Extremely rare edition printed in Krakow by Jan Haller, a typographer from Nuremberg and one of the very first printers established in the Polish city. It is the Latin translation by Jean Argyropoulos († circa 1487) of Aristotle's eight books of physics: the translation by this Byzantine humanist, professor in Padua and Constantinople, first appeared in Rome in 1481.
Pretty printing in Roman characters, except for the first five lines of the title, which are in Gothic characters, with a set of initials in the manner of rubricateurs of the previous century and of the time.
The following is a continuation of the same: In libros Physicorum, De coelo & mundo, De gene. & corr., Meteororum, De anima. S.l.n.d. Strasbourg, Ulrich Morhard, September 1520.

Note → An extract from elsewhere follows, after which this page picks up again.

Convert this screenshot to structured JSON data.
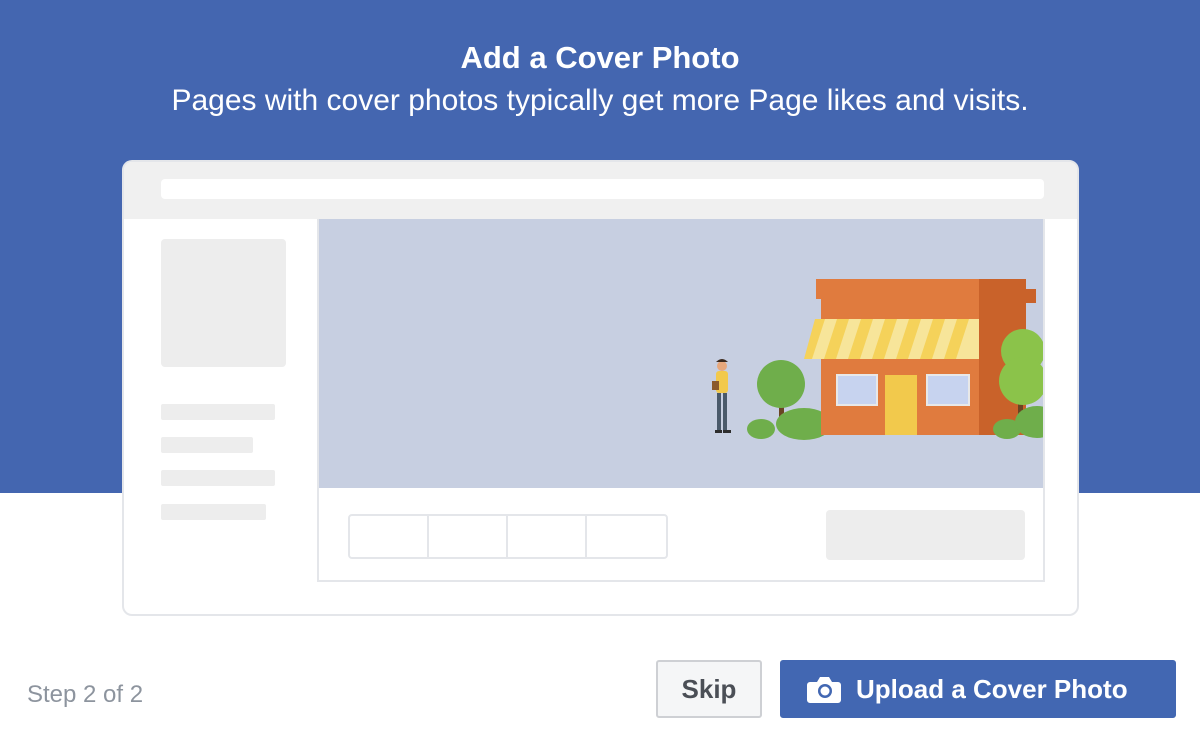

Very rare Strasbourg edition of the translation and commentaries of Albertus Magnus (Albert of Orlamünde, not Albert the Great?), printed by Morhrard for the great Viennese bookseller Lucas Alantsee, whose name is cited in the colophon as Ductu Lucae Alantseae.
Printed in Roman characters, it is adorned on the title with a beautiful woodcut frame dated 1519.
A precious copy bringing together two very rare editions of Aristotle, abundantly annotated with fine writing of the period and preserved in its beautiful embossed binding dated 1547.
The embossed binding, probably from a Central European workshop, is decorated on the first cover with a plaque depicting the Resurrection, dated 1528, and a border decorated with small portraits (including the Sybil) dated 1540. The second plate is framed by two portrait casters, one identical to the one used on the upper plate, the other, also dated 1540, decorated with portraits of Apollo and the Muses.
The copy bears the manuscript ex-libris of Piotrz de Goniadz (Petrus Gonesius), a Polish Calvinist reformer who died in the 1570s and 80s, and that of a man named Petri Arcadii (Peter Arcadius). Purchase mark on the title of the second work: Quatuor Grossis Anno 1542.
Repairs to the back, bits and caps, damaged corners with missing parts. Posterior handwritten title piece. Wormhole on the whole volume, some freckles.
Automatically translated by DeepL. To see the original version, click